This shouldn’t be news to the Visegrad countries. They have boosted output and productivity remarkably in the past two decades, and much of their success in the manufacturing sector has been a consequence of strategies to plug themselves into European and international value and supply chains. All these economies are densely integrated in production networks, with lots of parts and components crossing their borders before they end up in final assembly somewhere in Europe. None of these economies had industrial endowments comparable to Germany’s, but the tight business cooperation they built with German firms allowed them to prosper. The digital economy is no different, and the best way for convergers to get a better economic payoff from all the investments they are doing in digital skills and infrastructure is to link themselves closer to countries at the frontier.
It has dawned on frontrunners that they need to become far more active for DSM initiatives to go in their preferred direction. Lately, the Swedish government has invited some countries to joining the D9, or Digital9, a group if nine EU countries at the frontier of digitization. That is a worthwhile initiative, and it should be deepened and supported by ideas and proposals for how to accelerate digital growth in Europe. But it is equally important that these nine countries build new structures of digital policy cooperation with convergers. Convergers may not be as digitally advanced as the frontrunners, but they have shared economic interest in advancing the digital single market and foster more cross-border value chains in Europe’s digital businesses. And they add voting power in the EU, which is needed for the frontrunners to have a greater say over the digital single market.

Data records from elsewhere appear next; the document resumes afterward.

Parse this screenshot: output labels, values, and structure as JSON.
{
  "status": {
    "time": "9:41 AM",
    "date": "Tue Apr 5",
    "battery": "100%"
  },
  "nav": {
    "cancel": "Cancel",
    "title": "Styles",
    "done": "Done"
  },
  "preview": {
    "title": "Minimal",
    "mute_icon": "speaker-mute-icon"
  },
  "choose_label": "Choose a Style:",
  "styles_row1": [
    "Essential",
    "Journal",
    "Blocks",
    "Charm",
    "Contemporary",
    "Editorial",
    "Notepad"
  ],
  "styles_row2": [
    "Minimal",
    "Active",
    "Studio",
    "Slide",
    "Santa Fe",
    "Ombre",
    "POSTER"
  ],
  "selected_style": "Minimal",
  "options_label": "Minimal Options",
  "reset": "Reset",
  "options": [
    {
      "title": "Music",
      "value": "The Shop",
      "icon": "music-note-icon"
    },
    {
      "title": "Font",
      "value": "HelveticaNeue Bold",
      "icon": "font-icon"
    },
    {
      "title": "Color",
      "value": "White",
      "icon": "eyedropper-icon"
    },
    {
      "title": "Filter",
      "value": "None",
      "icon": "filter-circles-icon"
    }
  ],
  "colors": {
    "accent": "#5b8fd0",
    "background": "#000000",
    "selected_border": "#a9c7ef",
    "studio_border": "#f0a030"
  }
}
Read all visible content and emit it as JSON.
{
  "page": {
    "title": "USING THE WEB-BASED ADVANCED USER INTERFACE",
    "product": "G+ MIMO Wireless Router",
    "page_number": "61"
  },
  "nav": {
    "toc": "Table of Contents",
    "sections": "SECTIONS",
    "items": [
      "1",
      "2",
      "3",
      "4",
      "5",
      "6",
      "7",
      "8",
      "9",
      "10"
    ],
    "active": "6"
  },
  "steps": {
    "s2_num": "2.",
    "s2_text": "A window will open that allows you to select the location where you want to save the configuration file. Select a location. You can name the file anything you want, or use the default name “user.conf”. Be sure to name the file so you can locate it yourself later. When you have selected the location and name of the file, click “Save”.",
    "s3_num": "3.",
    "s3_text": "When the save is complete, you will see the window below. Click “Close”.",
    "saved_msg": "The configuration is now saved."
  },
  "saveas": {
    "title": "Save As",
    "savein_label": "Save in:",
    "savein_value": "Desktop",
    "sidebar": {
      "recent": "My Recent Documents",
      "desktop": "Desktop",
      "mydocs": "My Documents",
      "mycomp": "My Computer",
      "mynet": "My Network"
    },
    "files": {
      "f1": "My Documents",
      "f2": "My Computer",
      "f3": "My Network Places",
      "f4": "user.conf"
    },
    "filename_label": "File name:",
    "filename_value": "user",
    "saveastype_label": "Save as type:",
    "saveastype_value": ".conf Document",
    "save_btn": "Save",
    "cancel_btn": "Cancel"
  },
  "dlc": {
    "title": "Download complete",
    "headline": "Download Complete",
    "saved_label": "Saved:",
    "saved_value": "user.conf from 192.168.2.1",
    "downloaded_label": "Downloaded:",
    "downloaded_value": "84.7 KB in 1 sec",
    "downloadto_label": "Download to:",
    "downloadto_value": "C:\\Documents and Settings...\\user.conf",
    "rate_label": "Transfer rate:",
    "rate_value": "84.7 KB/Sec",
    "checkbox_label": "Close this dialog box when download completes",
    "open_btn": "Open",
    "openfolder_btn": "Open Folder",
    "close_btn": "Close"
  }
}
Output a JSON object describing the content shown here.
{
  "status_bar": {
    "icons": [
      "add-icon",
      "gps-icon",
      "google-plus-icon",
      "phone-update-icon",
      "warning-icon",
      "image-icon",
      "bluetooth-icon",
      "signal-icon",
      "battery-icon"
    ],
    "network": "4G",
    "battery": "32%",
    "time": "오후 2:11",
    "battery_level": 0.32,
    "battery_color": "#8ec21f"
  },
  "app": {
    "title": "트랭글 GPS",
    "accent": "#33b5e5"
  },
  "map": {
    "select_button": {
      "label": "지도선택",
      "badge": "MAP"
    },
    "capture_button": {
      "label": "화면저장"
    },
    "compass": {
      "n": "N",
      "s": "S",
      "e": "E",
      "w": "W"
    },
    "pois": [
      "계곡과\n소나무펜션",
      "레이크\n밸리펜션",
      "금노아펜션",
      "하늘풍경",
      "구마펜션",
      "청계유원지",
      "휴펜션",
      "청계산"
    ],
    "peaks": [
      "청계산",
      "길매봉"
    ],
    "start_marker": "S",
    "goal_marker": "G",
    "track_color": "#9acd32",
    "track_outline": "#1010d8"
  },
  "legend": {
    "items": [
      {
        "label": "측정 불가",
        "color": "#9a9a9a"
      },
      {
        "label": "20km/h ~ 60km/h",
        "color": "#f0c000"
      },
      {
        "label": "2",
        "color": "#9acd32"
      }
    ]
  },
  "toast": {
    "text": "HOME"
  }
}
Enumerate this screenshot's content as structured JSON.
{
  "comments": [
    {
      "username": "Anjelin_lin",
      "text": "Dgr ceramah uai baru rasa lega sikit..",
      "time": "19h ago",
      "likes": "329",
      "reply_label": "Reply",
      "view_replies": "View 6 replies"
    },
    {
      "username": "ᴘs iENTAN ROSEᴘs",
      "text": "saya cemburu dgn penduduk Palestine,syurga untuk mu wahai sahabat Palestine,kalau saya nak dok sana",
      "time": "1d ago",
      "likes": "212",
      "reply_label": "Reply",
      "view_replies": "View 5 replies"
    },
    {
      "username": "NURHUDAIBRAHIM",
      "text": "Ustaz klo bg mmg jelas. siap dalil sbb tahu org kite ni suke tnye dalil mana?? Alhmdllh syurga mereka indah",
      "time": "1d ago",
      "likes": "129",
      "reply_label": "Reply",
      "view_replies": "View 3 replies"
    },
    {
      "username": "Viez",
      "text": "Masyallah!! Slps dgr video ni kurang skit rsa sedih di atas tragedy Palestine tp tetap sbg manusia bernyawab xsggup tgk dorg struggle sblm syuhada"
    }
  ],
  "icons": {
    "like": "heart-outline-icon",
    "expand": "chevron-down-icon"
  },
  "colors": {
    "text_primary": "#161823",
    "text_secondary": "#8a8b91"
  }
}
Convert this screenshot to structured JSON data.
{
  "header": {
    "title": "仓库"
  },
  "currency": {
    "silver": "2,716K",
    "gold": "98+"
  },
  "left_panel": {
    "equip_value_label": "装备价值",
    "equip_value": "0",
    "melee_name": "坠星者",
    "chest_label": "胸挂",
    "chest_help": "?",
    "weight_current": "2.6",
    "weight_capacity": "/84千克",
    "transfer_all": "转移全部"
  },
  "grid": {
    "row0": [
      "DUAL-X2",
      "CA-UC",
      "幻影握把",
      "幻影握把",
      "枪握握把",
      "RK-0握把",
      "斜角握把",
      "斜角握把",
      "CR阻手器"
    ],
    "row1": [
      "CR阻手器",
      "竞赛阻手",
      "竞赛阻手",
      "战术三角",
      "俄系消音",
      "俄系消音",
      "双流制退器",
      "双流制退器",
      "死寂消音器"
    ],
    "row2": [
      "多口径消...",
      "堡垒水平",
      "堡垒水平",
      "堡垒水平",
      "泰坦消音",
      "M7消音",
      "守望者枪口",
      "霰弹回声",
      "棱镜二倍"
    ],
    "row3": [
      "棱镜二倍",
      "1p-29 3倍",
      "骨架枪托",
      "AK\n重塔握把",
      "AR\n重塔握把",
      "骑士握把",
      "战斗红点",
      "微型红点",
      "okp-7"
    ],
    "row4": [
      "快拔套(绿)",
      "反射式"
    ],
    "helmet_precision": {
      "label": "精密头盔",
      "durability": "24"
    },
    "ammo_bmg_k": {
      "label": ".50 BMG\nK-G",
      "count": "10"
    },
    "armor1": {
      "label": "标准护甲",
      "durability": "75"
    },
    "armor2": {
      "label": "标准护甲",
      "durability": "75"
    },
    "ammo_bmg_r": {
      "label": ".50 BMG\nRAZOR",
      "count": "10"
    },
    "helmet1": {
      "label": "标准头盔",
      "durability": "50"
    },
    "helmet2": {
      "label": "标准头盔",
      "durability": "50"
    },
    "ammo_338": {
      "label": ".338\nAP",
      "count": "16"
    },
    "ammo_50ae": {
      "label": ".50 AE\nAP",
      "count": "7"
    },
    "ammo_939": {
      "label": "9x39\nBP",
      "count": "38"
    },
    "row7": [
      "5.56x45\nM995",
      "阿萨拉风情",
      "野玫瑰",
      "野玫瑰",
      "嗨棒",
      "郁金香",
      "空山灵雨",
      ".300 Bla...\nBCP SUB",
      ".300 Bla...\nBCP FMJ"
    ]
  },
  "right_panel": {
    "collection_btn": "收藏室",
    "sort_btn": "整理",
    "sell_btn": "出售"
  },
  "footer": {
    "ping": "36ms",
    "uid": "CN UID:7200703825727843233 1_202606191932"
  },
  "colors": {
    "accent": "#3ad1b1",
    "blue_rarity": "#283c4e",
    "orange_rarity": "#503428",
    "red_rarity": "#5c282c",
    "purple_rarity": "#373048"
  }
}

All EU economies would benefit if the growth of the digital economy would accelerate and the DSM became real rather than aspirational. But just like in other fields of commercial policy, e.g. trade policy, some countries resist the temptation of better economic outcomes because they are protecting incumbents. And it is for that reason that the frontrunners and convergers now need to show greater leadership. They can’t expect digital policies to reflect their desires if they outsource all the policy work to EU institutions, because the Commission and the Parliament will inevitably pursue policies that reflect the wider membership. There is a growing battle of ideas over what type of future Europe should have in the digital economy. It is high time for frontrunner countries to now join it.